Data records for software interfaces:

########

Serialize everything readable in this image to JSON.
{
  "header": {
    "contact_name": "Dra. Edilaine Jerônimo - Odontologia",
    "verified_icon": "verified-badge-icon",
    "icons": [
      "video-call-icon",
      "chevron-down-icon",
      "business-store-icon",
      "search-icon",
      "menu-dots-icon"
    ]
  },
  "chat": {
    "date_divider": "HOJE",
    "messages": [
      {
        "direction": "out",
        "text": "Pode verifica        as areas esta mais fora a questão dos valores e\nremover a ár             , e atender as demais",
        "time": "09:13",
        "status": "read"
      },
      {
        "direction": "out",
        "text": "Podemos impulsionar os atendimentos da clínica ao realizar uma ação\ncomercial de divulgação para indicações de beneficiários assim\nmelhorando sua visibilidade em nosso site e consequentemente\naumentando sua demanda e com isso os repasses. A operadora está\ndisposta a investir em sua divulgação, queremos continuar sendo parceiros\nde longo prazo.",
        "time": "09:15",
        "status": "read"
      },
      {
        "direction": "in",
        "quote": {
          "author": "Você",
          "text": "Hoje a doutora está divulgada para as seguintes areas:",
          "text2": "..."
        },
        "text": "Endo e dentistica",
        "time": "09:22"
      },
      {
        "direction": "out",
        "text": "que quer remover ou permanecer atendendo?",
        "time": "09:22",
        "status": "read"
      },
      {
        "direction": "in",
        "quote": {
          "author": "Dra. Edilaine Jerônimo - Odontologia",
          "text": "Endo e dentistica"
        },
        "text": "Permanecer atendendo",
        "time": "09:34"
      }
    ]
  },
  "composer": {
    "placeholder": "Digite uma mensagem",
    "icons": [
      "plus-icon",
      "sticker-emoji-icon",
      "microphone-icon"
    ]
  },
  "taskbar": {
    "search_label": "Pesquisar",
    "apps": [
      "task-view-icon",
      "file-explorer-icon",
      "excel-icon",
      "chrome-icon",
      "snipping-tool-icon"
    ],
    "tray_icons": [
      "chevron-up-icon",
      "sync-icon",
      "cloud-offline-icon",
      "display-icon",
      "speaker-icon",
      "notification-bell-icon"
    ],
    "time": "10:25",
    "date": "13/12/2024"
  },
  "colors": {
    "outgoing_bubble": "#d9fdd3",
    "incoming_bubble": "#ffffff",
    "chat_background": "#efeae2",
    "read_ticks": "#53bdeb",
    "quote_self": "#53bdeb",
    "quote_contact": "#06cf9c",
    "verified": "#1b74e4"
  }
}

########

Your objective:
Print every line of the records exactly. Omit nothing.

Solution for this exercise:
Serialize everything readable in this image to JSON.
{
  "header": {
    "contact_name": "Dra. Edilaine Jerônimo - Odontologia",
    "verified_icon": "verified-badge-icon",
    "icons": [
      "video-call-icon",
      "chevron-down-icon",
      "business-store-icon",
      "search-icon",
      "menu-dots-icon"
    ]
  },
  "chat": {
    "date_divider": "HOJE",
    "messages": [
      {
        "direction": "out",
        "text": "Pode verifica        as areas esta mais fora a questão dos valores e\nremover a ár             , e atender as demais",
        "time": "09:13",
        "status": "read"
      },
      {
        "direction": "out",
        "text": "Podemos impulsionar os atendimentos da clínica ao realizar uma ação\ncomercial de divulgação para indicações de beneficiários assim\nmelhorando sua visibilidade em nosso site e consequentemente\naumentando sua demanda e com isso os repasses. A operadora está\ndisposta a investir em sua divulgação, queremos continuar sendo parceiros\nde longo prazo.",
        "time": "09:15",
        "status": "read"
      },
      {
        "direction": "in",
        "quote": {
          "author": "Você",
          "text": "Hoje a doutora está divulgada para as seguintes areas:",
          "text2": "..."
        },
        "text": "Endo e dentistica",
        "time": "09:22"
      },
      {
        "direction": "out",
        "text": "que quer remover ou permanecer atendendo?",
        "time": "09:22",
        "status": "read"
      },
      {
        "direction": "in",
        "quote": {
          "author": "Dra. Edilaine Jerônimo - Odontologia",
          "text": "Endo e dentistica"
        },
        "text": "Permanecer atendendo",
        "time": "09:34"
      }
    ]
  },
  "composer": {
    "placeholder": "Digite uma mensagem",
    "icons": [
      "plus-icon",
      "sticker-emoji-icon",
      "microphone-icon"
    ]
  },
  "taskbar": {
    "search_label": "Pesquisar",
    "apps": [
      "task-view-icon",
      "file-explorer-icon",
      "excel-icon",
      "chrome-icon",
      "snipping-tool-icon"
    ],
    "tray_icons": [
      "chevron-up-icon",
      "sync-icon",
      "cloud-offline-icon",
      "display-icon",
      "speaker-icon",
      "notification-bell-icon"
    ],
    "time": "10:25",
    "date": "13/12/2024"
  },
  "colors": {
    "outgoing_bubble": "#d9fdd3",
    "incoming_bubble": "#ffffff",
    "chat_background": "#efeae2",
    "read_ticks": "#53bdeb",
    "quote_self": "#53bdeb",
    "quote_contact": "#06cf9c",
    "verified": "#1b74e4"
  }
}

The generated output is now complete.